TASK -> Could you copy each line of the listing that holds "data"?

__________________________________________________

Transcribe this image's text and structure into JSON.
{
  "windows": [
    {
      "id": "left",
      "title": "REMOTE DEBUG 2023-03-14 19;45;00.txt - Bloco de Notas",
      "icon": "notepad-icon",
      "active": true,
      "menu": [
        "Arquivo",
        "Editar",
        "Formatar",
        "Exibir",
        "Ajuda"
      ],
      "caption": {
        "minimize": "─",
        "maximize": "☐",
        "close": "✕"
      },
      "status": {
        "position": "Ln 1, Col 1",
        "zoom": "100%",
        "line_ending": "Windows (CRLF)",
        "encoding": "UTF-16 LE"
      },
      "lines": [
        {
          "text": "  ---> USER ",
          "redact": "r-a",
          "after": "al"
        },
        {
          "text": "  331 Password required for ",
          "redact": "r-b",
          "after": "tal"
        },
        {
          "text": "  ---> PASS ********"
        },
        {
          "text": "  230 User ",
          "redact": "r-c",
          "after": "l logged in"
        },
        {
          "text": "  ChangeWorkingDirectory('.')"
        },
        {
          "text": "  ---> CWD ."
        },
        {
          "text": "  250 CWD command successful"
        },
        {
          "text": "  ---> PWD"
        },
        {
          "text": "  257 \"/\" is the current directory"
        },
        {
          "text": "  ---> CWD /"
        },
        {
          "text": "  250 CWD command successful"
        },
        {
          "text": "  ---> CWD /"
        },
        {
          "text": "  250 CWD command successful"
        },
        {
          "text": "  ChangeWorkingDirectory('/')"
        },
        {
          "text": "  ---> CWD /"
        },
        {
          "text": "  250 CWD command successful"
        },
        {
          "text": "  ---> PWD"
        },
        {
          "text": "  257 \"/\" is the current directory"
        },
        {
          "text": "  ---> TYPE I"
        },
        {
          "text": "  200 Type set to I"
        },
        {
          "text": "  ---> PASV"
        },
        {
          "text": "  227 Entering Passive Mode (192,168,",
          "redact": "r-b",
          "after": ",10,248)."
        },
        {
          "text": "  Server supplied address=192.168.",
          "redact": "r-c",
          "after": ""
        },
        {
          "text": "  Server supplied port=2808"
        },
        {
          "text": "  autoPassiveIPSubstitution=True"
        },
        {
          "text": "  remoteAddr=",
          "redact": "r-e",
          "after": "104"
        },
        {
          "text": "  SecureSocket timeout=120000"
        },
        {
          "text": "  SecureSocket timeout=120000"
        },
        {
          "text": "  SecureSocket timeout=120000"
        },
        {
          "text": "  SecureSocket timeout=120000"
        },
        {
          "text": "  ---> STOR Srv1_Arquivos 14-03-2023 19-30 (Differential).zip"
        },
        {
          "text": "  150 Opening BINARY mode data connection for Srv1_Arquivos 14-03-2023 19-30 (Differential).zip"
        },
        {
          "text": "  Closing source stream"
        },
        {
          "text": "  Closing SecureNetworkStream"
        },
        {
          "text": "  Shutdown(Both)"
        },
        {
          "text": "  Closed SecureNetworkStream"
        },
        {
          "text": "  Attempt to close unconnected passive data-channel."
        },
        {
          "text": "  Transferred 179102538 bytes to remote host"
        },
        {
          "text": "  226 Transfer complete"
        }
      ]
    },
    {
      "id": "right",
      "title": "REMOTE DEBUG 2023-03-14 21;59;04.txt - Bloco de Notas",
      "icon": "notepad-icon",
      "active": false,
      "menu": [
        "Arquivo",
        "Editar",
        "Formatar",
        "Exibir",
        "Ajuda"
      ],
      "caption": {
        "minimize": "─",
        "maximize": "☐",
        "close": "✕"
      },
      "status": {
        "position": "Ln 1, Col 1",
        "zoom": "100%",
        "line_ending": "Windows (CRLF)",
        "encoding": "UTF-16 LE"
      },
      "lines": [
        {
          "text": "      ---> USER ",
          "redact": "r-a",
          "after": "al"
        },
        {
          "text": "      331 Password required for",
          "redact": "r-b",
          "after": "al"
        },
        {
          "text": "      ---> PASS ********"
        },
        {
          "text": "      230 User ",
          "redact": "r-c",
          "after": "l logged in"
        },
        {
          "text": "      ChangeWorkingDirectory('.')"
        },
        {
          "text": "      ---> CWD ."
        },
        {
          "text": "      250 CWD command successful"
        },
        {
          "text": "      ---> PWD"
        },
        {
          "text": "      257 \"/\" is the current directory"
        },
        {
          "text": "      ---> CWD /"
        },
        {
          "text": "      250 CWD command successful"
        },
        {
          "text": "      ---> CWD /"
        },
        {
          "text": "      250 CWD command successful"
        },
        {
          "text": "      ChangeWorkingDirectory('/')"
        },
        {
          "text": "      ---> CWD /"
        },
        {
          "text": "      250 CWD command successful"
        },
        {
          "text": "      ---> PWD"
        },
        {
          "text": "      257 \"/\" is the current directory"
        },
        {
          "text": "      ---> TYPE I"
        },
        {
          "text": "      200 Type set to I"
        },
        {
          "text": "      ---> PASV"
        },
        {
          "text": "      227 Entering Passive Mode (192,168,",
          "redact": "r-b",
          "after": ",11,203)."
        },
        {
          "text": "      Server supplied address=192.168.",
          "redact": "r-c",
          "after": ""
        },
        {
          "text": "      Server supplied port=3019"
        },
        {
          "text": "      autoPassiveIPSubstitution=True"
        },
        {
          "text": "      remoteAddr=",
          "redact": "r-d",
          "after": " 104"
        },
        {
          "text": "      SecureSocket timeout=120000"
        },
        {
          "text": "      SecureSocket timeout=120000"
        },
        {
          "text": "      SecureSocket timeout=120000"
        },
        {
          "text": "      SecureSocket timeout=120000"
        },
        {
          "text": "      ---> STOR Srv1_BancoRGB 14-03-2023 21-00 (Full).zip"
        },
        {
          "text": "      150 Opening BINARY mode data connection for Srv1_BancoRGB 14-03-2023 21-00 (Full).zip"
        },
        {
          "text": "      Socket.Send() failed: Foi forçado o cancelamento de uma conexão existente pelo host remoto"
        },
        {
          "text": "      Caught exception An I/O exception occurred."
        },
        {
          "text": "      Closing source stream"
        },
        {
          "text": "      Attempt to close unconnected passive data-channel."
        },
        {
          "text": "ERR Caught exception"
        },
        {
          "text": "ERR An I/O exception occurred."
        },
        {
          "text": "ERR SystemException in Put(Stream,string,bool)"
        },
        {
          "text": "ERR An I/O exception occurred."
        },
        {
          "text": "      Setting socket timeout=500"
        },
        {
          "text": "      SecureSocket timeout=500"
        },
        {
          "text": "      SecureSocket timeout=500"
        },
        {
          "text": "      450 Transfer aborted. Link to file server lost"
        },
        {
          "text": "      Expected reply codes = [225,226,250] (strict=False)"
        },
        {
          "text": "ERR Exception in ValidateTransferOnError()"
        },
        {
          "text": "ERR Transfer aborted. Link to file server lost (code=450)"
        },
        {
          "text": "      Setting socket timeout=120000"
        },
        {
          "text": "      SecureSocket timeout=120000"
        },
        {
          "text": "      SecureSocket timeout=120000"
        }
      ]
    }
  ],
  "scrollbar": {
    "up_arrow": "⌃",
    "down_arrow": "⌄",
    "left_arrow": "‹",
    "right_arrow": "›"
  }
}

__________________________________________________

YOUR SOLUTION ->
          "text": "  150 Opening BINARY mode data connection for Srv1_Arquivos 14-03-2023 19-30 (Differential).zip"
          "text": "  Attempt to close unconnected passive data-channel."
          "text": "      150 Opening BINARY mode data connection for Srv1_BancoRGB 14-03-2023 21-00 (Full).zip"
          "text": "      Attempt to close unconnected passive data-channel."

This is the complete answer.